═══ Task data

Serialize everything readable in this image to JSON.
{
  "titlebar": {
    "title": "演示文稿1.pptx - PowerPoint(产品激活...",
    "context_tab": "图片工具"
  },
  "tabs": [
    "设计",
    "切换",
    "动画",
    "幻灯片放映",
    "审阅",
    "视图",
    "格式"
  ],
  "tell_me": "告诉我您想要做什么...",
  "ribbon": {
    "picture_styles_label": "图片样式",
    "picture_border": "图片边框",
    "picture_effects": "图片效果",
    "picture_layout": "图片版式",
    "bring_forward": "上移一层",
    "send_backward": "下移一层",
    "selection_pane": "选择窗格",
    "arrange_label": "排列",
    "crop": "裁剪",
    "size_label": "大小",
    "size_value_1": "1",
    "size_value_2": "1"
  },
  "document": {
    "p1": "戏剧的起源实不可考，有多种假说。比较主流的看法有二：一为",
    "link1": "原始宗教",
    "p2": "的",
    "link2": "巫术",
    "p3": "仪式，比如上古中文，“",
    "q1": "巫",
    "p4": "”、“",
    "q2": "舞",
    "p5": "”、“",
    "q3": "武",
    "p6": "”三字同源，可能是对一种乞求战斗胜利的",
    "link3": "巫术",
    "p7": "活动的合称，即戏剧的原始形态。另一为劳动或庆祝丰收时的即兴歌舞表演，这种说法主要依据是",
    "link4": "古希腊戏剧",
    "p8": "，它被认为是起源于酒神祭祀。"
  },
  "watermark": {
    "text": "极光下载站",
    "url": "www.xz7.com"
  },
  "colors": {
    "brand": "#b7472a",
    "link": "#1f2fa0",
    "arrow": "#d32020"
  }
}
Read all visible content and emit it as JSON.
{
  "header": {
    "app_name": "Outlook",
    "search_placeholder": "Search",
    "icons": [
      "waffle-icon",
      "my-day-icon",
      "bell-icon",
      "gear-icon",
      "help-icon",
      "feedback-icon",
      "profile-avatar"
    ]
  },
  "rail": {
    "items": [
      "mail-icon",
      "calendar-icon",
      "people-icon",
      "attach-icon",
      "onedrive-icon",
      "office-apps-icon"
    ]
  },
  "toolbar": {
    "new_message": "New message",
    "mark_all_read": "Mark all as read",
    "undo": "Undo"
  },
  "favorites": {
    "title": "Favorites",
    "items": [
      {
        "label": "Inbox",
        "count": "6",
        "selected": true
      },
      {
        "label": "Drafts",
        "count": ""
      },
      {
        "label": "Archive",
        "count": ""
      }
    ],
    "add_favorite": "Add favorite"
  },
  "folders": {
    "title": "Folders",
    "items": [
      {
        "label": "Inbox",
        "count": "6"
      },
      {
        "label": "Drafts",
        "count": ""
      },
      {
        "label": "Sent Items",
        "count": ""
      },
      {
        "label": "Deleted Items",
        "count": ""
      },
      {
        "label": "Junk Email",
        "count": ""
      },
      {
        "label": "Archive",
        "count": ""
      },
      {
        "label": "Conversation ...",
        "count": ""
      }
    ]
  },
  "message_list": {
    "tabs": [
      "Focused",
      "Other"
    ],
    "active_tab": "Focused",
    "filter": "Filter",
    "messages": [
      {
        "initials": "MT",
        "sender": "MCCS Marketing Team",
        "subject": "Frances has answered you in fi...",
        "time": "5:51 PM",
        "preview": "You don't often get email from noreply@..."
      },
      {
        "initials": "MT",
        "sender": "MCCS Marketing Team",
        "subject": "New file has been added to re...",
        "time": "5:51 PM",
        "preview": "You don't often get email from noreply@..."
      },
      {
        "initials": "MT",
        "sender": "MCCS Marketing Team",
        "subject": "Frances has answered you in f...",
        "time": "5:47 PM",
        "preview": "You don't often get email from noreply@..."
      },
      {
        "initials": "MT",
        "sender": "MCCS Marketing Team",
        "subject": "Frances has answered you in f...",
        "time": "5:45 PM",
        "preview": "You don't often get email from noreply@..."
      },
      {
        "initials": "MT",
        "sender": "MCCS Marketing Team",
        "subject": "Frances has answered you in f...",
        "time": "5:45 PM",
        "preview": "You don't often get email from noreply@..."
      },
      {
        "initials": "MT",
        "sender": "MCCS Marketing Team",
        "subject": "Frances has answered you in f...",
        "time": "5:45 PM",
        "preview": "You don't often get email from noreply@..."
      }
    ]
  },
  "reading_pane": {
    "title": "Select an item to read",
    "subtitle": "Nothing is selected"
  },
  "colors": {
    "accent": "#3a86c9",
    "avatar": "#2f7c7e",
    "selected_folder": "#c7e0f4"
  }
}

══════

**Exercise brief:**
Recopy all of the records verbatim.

**Response:**
Serialize everything readable in this image to JSON.
{
  "titlebar": {
    "title": "演示文稿1.pptx - PowerPoint(产品激活...",
    "context_tab": "图片工具"
  },
  "tabs": [
    "设计",
    "切换",
    "动画",
    "幻灯片放映",
    "审阅",
    "视图",
    "格式"
  ],
  "tell_me": "告诉我您想要做什么...",
  "ribbon": {
    "picture_styles_label": "图片样式",
    "picture_border": "图片边框",
    "picture_effects": "图片效果",
    "picture_layout": "图片版式",
    "bring_forward": "上移一层",
    "send_backward": "下移一层",
    "selection_pane": "选择窗格",
    "arrange_label": "排列",
    "crop": "裁剪",
    "size_label": "大小",
    "size_value_1": "1",
    "size_value_2": "1"
  },
  "document": {
    "p1": "戏剧的起源实不可考，有多种假说。比较主流的看法有二：一为",
    "link1": "原始宗教",
    "p2": "的",
    "link2": "巫术",
    "p3": "仪式，比如上古中文，“",
    "q1": "巫",
    "p4": "”、“",
    "q2": "舞",
    "p5": "”、“",
    "q3": "武",
    "p6": "”三字同源，可能是对一种乞求战斗胜利的",
    "link3": "巫术",
    "p7": "活动的合称，即戏剧的原始形态。另一为劳动或庆祝丰收时的即兴歌舞表演，这种说法主要依据是",
    "link4": "古希腊戏剧",
    "p8": "，它被认为是起源于酒神祭祀。"
  },
  "watermark": {
    "text": "极光下载站",
    "url": "www.xz7.com"
  },
  "colors": {
    "brand": "#b7472a",
    "link": "#1f2fa0",
    "arrow": "#d32020"
  }
}
Read all visible content and emit it as JSON.
{
  "header": {
    "app_name": "Outlook",
    "search_placeholder": "Search",
    "icons": [
      "waffle-icon",
      "my-day-icon",
      "bell-icon",
      "gear-icon",
      "help-icon",
      "feedback-icon",
      "profile-avatar"
    ]
  },
  "rail": {
    "items": [
      "mail-icon",
      "calendar-icon",
      "people-icon",
      "attach-icon",
      "onedrive-icon",
      "office-apps-icon"
    ]
  },
  "toolbar": {
    "new_message": "New message",
    "mark_all_read": "Mark all as read",
    "undo": "Undo"
  },
  "favorites": {
    "title": "Favorites",
    "items": [
      {
        "label": "Inbox",
        "count": "6",
        "selected": true
      },
      {
        "label": "Drafts",
        "count": ""
      },
      {
        "label": "Archive",
        "count": ""
      }
    ],
    "add_favorite": "Add favorite"
  },
  "folders": {
    "title": "Folders",
    "items": [
      {
        "label": "Inbox",
        "count": "6"
      },
      {
        "label": "Drafts",
        "count": ""
      },
      {
        "label": "Sent Items",
        "count": ""
      },
      {
        "label": "Deleted Items",
        "count": ""
      },
      {
        "label": "Junk Email",
        "count": ""
      },
      {
        "label": "Archive",
        "count": ""
      },
      {
        "label": "Conversation ...",
        "count": ""
      }
    ]
  },
  "message_list": {
    "tabs": [
      "Focused",
      "Other"
    ],
    "active_tab": "Focused",
    "filter": "Filter",
    "messages": [
      {
        "initials": "MT",
        "sender": "MCCS Marketing Team",
        "subject": "Frances has answered you in fi...",
        "time": "5:51 PM",
        "preview": "You don't often get email from noreply@..."
      },
      {
        "initials": "MT",
        "sender": "MCCS Marketing Team",
        "subject": "New file has been added to re...",
        "time": "5:51 PM",
        "preview": "You don't often get email from noreply@..."
      },
      {
        "initials": "MT",
        "sender": "MCCS Marketing Team",
        "subject": "Frances has answered you in f...",
        "time": "5:47 PM",
        "preview": "You don't often get email from noreply@..."
      },
      {
        "initials": "MT",
        "sender": "MCCS Marketing Team",
        "subject": "Frances has answered you in f...",
        "time": "5:45 PM",
        "preview": "You don't often get email from noreply@..."
      },
      {
        "initials": "MT",
        "sender": "MCCS Marketing Team",
        "subject": "Frances has answered you in f...",
        "time": "5:45 PM",
        "preview": "You don't often get email from noreply@..."
      },
      {
        "initials": "MT",
        "sender": "MCCS Marketing Team",
        "subject": "Frances has answered you in f...",
        "time": "5:45 PM",
        "preview": "You don't often get email from noreply@..."
      }
    ]
  },
  "reading_pane": {
    "title": "Select an item to read",
    "subtitle": "Nothing is selected"
  },
  "colors": {
    "accent": "#3a86c9",
    "avatar": "#2f7c7e",
    "selected_folder": "#c7e0f4"
  }
}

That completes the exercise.